---- Data records

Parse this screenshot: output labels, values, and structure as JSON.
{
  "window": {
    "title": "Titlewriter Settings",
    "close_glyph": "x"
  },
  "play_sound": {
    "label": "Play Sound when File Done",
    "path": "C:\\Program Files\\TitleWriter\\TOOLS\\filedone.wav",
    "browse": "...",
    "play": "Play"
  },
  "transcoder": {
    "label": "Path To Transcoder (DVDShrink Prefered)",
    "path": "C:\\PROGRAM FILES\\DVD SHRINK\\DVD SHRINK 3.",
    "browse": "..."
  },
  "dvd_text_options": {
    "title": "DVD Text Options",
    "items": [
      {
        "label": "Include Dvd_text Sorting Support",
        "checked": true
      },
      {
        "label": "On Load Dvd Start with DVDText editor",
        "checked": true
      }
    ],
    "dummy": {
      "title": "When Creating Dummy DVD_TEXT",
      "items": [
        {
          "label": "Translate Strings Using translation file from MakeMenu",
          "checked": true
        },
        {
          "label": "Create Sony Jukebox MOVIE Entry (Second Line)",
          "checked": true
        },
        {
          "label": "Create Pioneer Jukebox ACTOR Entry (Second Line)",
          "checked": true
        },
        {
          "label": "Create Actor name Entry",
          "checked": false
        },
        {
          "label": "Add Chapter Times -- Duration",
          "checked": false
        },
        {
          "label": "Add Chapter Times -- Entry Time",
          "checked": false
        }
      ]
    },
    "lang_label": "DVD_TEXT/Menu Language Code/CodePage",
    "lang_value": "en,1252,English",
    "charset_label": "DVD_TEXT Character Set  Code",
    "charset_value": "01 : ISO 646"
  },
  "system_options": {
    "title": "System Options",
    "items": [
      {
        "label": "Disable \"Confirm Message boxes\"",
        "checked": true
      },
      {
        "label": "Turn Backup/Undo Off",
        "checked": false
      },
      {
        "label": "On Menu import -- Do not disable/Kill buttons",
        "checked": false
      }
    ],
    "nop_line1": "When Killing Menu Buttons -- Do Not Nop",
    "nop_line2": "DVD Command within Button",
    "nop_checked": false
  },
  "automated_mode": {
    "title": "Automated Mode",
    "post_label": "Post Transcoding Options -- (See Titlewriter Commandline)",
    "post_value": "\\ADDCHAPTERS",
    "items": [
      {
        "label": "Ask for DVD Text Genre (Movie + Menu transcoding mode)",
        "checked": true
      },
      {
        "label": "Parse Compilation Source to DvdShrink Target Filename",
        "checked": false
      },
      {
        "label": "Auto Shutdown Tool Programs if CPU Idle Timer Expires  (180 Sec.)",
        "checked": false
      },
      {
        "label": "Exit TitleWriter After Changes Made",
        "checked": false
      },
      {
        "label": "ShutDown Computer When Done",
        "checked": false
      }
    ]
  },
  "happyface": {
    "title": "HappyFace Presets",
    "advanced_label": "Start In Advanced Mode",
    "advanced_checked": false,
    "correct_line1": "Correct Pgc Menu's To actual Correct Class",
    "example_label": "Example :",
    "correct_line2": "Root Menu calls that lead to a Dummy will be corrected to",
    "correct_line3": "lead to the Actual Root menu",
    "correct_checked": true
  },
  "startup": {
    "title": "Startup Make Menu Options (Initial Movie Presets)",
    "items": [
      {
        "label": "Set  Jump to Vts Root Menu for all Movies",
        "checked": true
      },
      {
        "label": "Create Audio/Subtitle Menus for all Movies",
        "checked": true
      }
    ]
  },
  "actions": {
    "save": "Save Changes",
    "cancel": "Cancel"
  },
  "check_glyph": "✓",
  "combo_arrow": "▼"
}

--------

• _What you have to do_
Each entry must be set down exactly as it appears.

• _Answer section_
Parse this screenshot: output labels, values, and structure as JSON.
{
  "window": {
    "title": "Titlewriter Settings",
    "close_glyph": "x"
  },
  "play_sound": {
    "label": "Play Sound when File Done",
    "path": "C:\\Program Files\\TitleWriter\\TOOLS\\filedone.wav",
    "browse": "...",
    "play": "Play"
  },
  "transcoder": {
    "label": "Path To Transcoder (DVDShrink Prefered)",
    "path": "C:\\PROGRAM FILES\\DVD SHRINK\\DVD SHRINK 3.",
    "browse": "..."
  },
  "dvd_text_options": {
    "title": "DVD Text Options",
    "items": [
      {
        "label": "Include Dvd_text Sorting Support",
        "checked": true
      },
      {
        "label": "On Load Dvd Start with DVDText editor",
        "checked": true
      }
    ],
    "dummy": {
      "title": "When Creating Dummy DVD_TEXT",
      "items": [
        {
          "label": "Translate Strings Using translation file from MakeMenu",
          "checked": true
        },
        {
          "label": "Create Sony Jukebox MOVIE Entry (Second Line)",
          "checked": true
        },
        {
          "label": "Create Pioneer Jukebox ACTOR Entry (Second Line)",
          "checked": true
        },
        {
          "label": "Create Actor name Entry",
          "checked": false
        },
        {
          "label": "Add Chapter Times -- Duration",
          "checked": false
        },
        {
          "label": "Add Chapter Times -- Entry Time",
          "checked": false
        }
      ]
    },
    "lang_label": "DVD_TEXT/Menu Language Code/CodePage",
    "lang_value": "en,1252,English",
    "charset_label": "DVD_TEXT Character Set  Code",
    "charset_value": "01 : ISO 646"
  },
  "system_options": {
    "title": "System Options",
    "items": [
      {
        "label": "Disable \"Confirm Message boxes\"",
        "checked": true
      },
      {
        "label": "Turn Backup/Undo Off",
        "checked": false
      },
      {
        "label": "On Menu import -- Do not disable/Kill buttons",
        "checked": false
      }
    ],
    "nop_line1": "When Killing Menu Buttons -- Do Not Nop",
    "nop_line2": "DVD Command within Button",
    "nop_checked": false
  },
  "automated_mode": {
    "title": "Automated Mode",
    "post_label": "Post Transcoding Options -- (See Titlewriter Commandline)",
    "post_value": "\\ADDCHAPTERS",
    "items": [
      {
        "label": "Ask for DVD Text Genre (Movie + Menu transcoding mode)",
        "checked": true
      },
      {
        "label": "Parse Compilation Source to DvdShrink Target Filename",
        "checked": false
      },
      {
        "label": "Auto Shutdown Tool Programs if CPU Idle Timer Expires  (180 Sec.)",
        "checked": false
      },
      {
        "label": "Exit TitleWriter After Changes Made",
        "checked": false
      },
      {
        "label": "ShutDown Computer When Done",
        "checked": false
      }
    ]
  },
  "happyface": {
    "title": "HappyFace Presets",
    "advanced_label": "Start In Advanced Mode",
    "advanced_checked": false,
    "correct_line1": "Correct Pgc Menu's To actual Correct Class",
    "example_label": "Example :",
    "correct_line2": "Root Menu calls that lead to a Dummy will be corrected to",
    "correct_line3": "lead to the Actual Root menu",
    "correct_checked": true
  },
  "startup": {
    "title": "Startup Make Menu Options (Initial Movie Presets)",
    "items": [
      {
        "label": "Set  Jump to Vts Root Menu for all Movies",
        "checked": true
      },
      {
        "label": "Create Audio/Subtitle Menus for all Movies",
        "checked": true
      }
    ]
  },
  "actions": {
    "save": "Save Changes",
    "cancel": "Cancel"
  },
  "check_glyph": "✓",
  "combo_arrow": "▼"
}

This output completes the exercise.